Parish Judge Venice Blackstock Murray on Tuesday morning refused an application to stay proceedings against Antigua’s Director of Public Prosecutions, Anthony Armstrong, who is charged with fraud.
The charges stem from the sale of three properties in St Andrew between 1999 and 2002 in which Armstrong had represented the complainant, who was the vendor.
Armstrong contends that the proceeds of the sale were paid over to the complainant’s father, who he had authorized to be his agent, while he was incarcerated in the USA.
Lead attorney-at-law, Hugh Wildman, had made submissions asking for charges against Armstrong to be thrown out and for the proceedings to be stayed on grounds that it was an abuse of process.
The lawyer argued that there was a long delay in his client being charged, lack of or nonexistent evidence and prosecutorial misconduct.

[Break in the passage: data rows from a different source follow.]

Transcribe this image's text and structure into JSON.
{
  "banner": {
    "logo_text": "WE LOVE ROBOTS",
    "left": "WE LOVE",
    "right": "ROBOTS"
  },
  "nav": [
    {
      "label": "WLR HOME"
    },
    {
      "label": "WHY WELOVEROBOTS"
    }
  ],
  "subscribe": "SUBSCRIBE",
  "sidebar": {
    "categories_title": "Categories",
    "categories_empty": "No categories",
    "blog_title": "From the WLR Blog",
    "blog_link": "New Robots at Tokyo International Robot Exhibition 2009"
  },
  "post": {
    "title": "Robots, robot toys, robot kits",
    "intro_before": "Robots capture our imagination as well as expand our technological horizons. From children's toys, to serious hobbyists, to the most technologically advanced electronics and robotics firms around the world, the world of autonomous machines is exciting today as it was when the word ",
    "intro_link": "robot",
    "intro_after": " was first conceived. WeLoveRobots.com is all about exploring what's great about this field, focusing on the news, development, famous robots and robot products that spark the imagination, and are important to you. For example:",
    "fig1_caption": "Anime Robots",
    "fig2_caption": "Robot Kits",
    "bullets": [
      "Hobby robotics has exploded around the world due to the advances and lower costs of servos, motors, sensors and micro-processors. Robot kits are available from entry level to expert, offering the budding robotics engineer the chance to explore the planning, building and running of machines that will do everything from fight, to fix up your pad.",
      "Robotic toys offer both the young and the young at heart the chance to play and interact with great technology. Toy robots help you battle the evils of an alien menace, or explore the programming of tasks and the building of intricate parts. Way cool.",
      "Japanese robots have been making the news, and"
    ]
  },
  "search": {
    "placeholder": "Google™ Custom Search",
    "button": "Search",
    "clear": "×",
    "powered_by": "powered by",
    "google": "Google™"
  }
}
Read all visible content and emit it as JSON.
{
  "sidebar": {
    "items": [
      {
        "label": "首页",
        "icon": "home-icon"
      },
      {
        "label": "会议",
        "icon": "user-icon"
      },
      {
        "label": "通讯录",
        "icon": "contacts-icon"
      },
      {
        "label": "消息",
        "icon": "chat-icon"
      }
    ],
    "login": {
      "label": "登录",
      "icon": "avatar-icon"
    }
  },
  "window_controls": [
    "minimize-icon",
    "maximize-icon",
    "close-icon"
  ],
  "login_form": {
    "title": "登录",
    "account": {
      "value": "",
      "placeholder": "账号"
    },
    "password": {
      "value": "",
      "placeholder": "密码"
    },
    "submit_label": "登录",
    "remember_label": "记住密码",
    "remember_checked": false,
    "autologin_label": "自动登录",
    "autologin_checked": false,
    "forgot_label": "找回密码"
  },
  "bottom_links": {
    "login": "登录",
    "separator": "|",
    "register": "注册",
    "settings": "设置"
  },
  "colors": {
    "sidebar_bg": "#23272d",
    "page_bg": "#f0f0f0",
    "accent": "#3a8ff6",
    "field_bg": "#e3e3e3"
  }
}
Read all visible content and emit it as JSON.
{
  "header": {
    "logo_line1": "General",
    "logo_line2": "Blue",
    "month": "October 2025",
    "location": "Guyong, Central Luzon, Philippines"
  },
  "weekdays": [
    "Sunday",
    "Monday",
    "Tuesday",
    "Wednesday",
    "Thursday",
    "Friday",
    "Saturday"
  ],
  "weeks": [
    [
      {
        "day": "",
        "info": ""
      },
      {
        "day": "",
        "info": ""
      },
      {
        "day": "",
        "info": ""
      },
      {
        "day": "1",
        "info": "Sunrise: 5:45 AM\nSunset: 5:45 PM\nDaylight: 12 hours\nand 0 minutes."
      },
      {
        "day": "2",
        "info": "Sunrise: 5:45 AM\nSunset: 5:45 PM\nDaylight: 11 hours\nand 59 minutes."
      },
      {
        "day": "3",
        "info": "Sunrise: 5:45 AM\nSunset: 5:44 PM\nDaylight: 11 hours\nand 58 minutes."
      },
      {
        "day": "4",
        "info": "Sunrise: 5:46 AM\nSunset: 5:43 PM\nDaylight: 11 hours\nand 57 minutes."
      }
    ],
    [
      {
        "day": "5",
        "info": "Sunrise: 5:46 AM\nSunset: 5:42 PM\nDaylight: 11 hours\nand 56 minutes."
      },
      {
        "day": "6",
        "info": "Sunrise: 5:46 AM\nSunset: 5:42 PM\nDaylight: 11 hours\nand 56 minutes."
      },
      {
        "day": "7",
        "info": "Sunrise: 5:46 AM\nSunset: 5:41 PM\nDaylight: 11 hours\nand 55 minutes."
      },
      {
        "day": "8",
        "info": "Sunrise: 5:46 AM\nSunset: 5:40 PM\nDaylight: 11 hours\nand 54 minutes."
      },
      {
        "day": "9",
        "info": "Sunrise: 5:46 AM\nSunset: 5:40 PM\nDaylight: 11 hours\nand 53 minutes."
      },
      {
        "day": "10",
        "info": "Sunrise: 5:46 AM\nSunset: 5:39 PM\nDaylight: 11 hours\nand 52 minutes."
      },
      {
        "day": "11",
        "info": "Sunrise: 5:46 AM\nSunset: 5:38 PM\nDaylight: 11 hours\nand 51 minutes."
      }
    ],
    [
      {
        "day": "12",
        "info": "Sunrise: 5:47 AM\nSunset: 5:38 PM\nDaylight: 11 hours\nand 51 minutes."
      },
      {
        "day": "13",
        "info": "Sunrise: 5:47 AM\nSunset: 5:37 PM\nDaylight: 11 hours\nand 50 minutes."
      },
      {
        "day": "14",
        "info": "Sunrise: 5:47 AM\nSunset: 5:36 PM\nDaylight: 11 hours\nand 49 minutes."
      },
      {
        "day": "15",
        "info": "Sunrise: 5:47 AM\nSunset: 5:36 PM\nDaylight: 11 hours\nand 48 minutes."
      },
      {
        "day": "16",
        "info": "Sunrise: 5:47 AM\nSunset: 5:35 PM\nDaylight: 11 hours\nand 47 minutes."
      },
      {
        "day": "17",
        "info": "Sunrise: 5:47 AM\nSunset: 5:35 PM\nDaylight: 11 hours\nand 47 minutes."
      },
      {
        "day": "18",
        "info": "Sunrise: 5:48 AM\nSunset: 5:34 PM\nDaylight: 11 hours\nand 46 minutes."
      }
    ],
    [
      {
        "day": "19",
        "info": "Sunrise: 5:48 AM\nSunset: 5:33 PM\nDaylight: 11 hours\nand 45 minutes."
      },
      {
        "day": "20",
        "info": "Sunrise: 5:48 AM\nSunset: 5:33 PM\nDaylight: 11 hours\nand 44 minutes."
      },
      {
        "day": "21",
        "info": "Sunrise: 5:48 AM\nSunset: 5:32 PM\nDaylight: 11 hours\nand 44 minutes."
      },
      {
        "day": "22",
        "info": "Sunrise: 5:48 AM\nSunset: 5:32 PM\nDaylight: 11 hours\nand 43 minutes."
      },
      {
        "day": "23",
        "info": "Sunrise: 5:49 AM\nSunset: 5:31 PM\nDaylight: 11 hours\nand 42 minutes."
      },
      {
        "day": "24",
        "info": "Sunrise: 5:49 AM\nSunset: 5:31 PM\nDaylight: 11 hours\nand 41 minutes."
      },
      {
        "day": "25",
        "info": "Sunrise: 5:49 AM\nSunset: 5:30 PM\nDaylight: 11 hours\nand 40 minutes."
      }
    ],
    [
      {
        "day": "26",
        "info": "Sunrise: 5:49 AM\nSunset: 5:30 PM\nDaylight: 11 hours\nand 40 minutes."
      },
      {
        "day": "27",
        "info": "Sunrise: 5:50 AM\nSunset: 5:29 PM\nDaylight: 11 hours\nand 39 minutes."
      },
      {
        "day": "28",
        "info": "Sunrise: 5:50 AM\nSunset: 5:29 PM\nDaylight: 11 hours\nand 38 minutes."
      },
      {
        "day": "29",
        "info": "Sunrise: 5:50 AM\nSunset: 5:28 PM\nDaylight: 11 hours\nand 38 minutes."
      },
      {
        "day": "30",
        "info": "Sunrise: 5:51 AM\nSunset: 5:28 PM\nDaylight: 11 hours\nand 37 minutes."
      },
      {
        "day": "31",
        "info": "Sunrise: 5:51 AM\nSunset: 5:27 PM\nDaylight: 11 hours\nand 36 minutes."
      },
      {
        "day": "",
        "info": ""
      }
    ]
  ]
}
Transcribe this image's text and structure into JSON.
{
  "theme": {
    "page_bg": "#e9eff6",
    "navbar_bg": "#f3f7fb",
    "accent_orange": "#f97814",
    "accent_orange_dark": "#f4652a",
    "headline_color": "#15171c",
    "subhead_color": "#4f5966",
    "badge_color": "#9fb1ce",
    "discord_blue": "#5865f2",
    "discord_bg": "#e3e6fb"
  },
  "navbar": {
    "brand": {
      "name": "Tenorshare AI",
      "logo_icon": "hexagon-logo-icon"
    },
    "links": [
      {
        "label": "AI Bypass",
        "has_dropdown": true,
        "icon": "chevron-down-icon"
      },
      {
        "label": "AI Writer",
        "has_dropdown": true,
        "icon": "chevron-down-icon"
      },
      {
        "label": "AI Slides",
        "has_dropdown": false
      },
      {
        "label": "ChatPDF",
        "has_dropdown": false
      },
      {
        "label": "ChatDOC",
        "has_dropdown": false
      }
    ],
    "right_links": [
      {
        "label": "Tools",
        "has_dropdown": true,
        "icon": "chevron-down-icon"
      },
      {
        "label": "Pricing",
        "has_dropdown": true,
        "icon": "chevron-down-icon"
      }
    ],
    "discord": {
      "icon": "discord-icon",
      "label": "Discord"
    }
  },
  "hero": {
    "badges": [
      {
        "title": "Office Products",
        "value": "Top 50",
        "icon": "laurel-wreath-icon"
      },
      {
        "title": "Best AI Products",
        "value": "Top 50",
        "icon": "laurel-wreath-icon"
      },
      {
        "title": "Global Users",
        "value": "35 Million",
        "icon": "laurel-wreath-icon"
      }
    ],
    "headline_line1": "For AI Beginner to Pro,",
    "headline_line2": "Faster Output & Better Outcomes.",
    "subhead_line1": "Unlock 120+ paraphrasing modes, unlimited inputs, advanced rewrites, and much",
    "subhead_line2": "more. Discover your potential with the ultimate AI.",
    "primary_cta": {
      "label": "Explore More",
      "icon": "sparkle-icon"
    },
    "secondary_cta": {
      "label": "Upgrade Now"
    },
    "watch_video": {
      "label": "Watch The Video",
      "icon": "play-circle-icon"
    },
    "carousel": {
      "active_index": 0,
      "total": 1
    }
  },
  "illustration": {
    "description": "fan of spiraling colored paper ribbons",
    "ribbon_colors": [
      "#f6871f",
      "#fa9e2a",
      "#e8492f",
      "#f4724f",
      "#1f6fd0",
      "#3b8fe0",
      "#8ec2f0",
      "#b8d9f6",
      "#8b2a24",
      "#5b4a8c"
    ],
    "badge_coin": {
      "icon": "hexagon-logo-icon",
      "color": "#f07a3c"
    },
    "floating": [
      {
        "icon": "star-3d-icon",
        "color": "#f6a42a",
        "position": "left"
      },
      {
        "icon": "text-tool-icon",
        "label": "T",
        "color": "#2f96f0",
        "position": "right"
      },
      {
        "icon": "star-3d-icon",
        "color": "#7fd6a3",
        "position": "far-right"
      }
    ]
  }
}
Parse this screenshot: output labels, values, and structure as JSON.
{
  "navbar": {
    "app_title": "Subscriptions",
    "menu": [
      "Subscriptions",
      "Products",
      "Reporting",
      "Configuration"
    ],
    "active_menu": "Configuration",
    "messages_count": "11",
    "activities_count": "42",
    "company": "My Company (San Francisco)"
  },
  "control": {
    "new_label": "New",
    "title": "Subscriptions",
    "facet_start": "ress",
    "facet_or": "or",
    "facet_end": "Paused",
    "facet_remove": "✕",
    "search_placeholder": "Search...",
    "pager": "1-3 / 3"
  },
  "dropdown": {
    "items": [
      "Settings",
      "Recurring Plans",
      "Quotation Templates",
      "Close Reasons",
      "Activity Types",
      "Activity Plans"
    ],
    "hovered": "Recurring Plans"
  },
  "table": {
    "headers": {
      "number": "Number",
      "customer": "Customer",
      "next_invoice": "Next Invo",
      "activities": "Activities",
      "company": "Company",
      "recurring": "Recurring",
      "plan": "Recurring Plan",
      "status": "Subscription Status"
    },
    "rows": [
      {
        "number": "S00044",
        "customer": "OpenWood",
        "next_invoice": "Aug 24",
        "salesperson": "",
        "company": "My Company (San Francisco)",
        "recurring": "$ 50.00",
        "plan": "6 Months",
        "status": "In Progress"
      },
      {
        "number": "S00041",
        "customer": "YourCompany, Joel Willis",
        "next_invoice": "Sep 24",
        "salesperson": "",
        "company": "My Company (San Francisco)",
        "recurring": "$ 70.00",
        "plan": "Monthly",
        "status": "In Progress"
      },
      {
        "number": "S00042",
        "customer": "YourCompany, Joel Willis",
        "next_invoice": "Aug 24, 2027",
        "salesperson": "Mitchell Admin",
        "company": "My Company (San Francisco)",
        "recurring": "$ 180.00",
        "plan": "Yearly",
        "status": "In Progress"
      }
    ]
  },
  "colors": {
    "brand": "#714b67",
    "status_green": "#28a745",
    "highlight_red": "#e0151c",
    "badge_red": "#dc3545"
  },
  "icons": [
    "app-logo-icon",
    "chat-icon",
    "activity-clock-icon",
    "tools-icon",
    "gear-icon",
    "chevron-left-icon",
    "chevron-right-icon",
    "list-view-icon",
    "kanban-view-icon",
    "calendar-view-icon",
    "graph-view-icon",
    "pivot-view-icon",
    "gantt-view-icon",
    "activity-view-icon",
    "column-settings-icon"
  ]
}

But the judge, in delivering the ruling in the Kingston and St Andrew Parish Court, said all the grounds proffered by the defence team had failed.
Wildman, in seeking to have the case terminated in the parish court, had also argued that his client was already vindicated by the General Legal Council (GLC).
The lawyer submitted that while the council’s disciplinary committee had found Armstrong guilty of professional misconduct for witnessing a document for a client who was not present, it had not found him guilty of any wrongdoing.
Wildman maintained that Armstrong acted on the instructions of the complainant and that he was not the one who sold the properties.
According to him, the properties were sold by the complainant’s cousin, Shelly Peart Campbell, who is charged along with Armstrong.
The judge, however, ruled that the court could not consider the GLC’s ruling as it is duty-bound to be independent and must not consider any external factors.
The judge concluded that there are issues that must be ventilated in a trial where the facts can be determined. (Jamaica Gleaner)